To find the story on the WSJ site, you probably will have to go through an online ad, then click on the headline at the bottom of the page. Tom Philpott commented on the WSJ story at Gristmill.
Charles gives US a parting shot
Caroline Davies, UK Telegraph
[San Francisco] is a city where "environment", "organic", "sustainable" - indeed all the buzz words that excite [Prince Charles] - are common parlance.
The prince has many supporters here, so where best to deliver the most powerful speech of his tour than a seminar on "peak oil, climate change and business action"?
He pulled no punches, hardening a message he had hinted at during a banquet with President George W Bush at the White House last week.
He told a seminar at San Francisco's Ferry Building: "The environmental crisis we face is another situation in which I believe the United States could use its power and influence to help create a sense of unity in a common cause among disparate peoples and sectors of society."
An especially appreciative female member of the audience yelled: "Come and be our president."
The prince said: "We simply can't go on as we are. Somehow we have to find the courage to reassert the once commonplace belief that human beings have a duty to act as the stewards of creation."
Speaking at one of his final engagements before he and the Duchess of Cornwall return to Britain, the prince urged America to reshape its economy to help the environmental cause.
(9 November 2005)
We are our own worst enemies on energy issues
James Bishop, Jr, Arizona Republic
Like a rerun of the film Groundhog Day, fuel prices area once again erupting. Arizonans feel victimized by Big Oil, the utilities, the local gasoline station, so we shake our fists, write letters - and go back to burning fossil fuels again.

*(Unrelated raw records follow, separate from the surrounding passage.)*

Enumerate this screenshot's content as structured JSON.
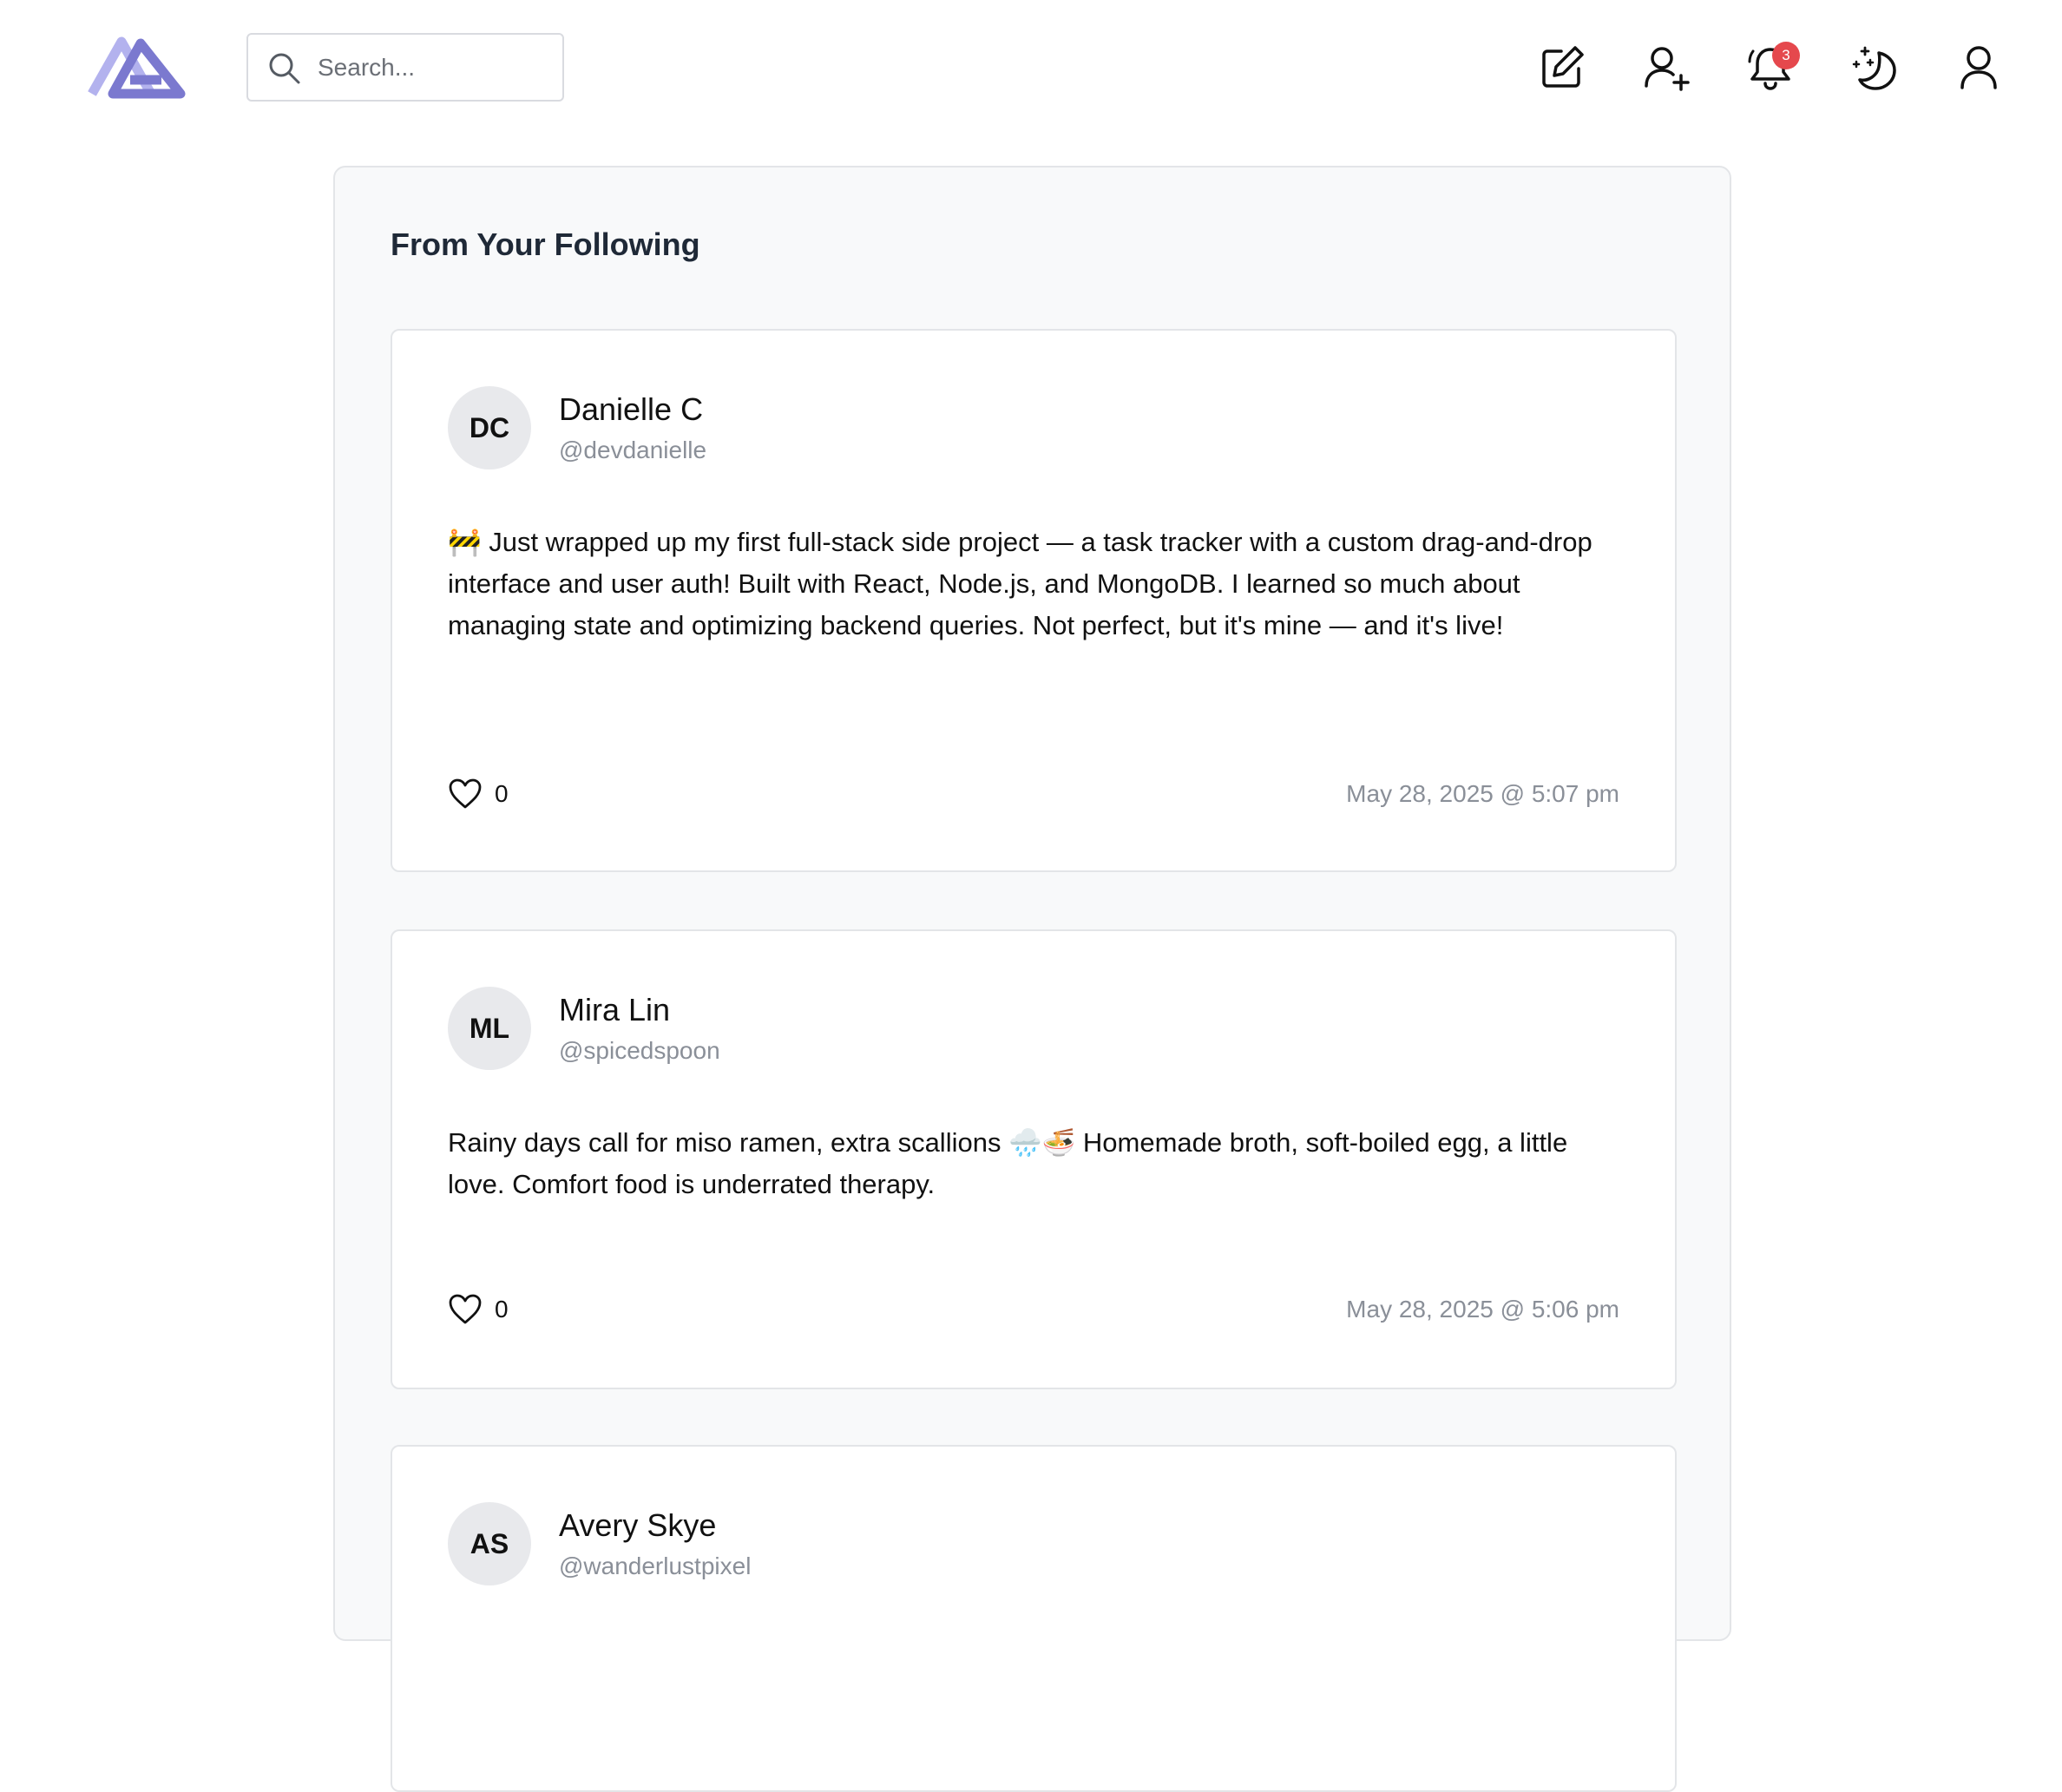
{
  "header": {
    "search_placeholder": "Search...",
    "notification_count": "3",
    "icons": [
      "logo-icon",
      "search-icon",
      "compose-icon",
      "add-friend-icon",
      "bell-icon",
      "moon-stars-icon",
      "profile-icon"
    ]
  },
  "feed": {
    "title": "From Your Following",
    "posts": [
      {
        "initials": "DC",
        "name": "Danielle C",
        "handle": "@devdanielle",
        "body": "🚧 Just wrapped up my first full-stack side project — a task tracker with a custom drag-and-drop interface and user auth! Built with React, Node.js, and MongoDB. I learned so much about managing state and optimizing backend queries. Not perfect, but it's mine — and it's live!",
        "likes": "0",
        "timestamp": "May 28, 2025 @ 5:07 pm"
      },
      {
        "initials": "ML",
        "name": "Mira Lin",
        "handle": "@spicedspoon",
        "body": "Rainy days call for miso ramen, extra scallions 🌧️🍜 Homemade broth, soft-boiled egg, a little love. Comfort food is underrated therapy.",
        "likes": "0",
        "timestamp": "May 28, 2025 @ 5:06 pm"
      },
      {
        "initials": "AS",
        "name": "Avery Skye",
        "handle": "@wanderlustpixel"
      }
    ]
  },
  "colors": {
    "logo_light": "#b3b2ee",
    "logo_dark": "#7b79cf",
    "badge": "#e5484d",
    "muted_text": "#8a8f98",
    "feed_background": "#f8f9fa"
  }
}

Sometimes, however, glimpses of the real villain are visible in the bathroom mirror. "We have met the enemy," admitted Walt Kelly's Pogo when lost in a swamp, "and he is us."
It is "us" because so few of us behave like the cheap-fossil-energy party is really over. To be fair, denial is understandable because we have treated fossil fuels as income, not as capital - refusing to acknowledge their finiteness and climate-changing impact.
Despite strong evidence that our energy future isn't what it used to be, it is also "us" because similar to viewers of the film The Matrix, we choose to believe in illusion. Stewart Udall says that we're blind to act because we are conditioned to believe that "humankind is perpetually on the threshold of discoveries that will magically solve our dilemmas."
(9 November 2005)
ASPO Newsletter 59 (November 2005)
Colin Campbell, ASPO Ireland
Each month, ASPO releases a newsletter which follows the latest peak oil related news and developments. The newsletter is written by Dr Colin Campbell of ASPO Ireland. Contents:
* 625 The Energy Cost of Agriculture
* 626 Returning BP’s challenge
* 627 President Chavez recognises Peak Oil
* 628 The Age of Oil
* 629 Country Assessment - Chad
* 630 Describing the Past is easier than Forecasting the Future
* 631 The Chimera of Oil Shale
* 632 New books
* 633 Expansion of ASPO
* 634 Waking Up To Peak Oil
* 635 Database
Clean energy soon indispensable as oil runs low: experts
AFP via Physorg-dot-com
As fuel consumption continues to rise around the world despite high oil prices and a growing fear of a shortage of the "black gold", experts at an international conference in Stockholm has said that clean energy will soon be indispensable.
The conference, on environmentally-friendly vehicles and fuels, was told that after decades of concern that petrol would run out, forecasts on future oil resources had become even more pessimistic.
"China represents 21 percent of the world's population and consumes eight percent of the world oil production. Will it be able to consume 21 percent of the world production? I don't believe it," said Kjell Aleklett, physics professor at Sweden's Uppsala University and a petroleum expert.
"Some time ago I was called a crazy guy," for warning about dwindling oil reserves, he told an audience of several hundred at the conference.
(9 November 2005)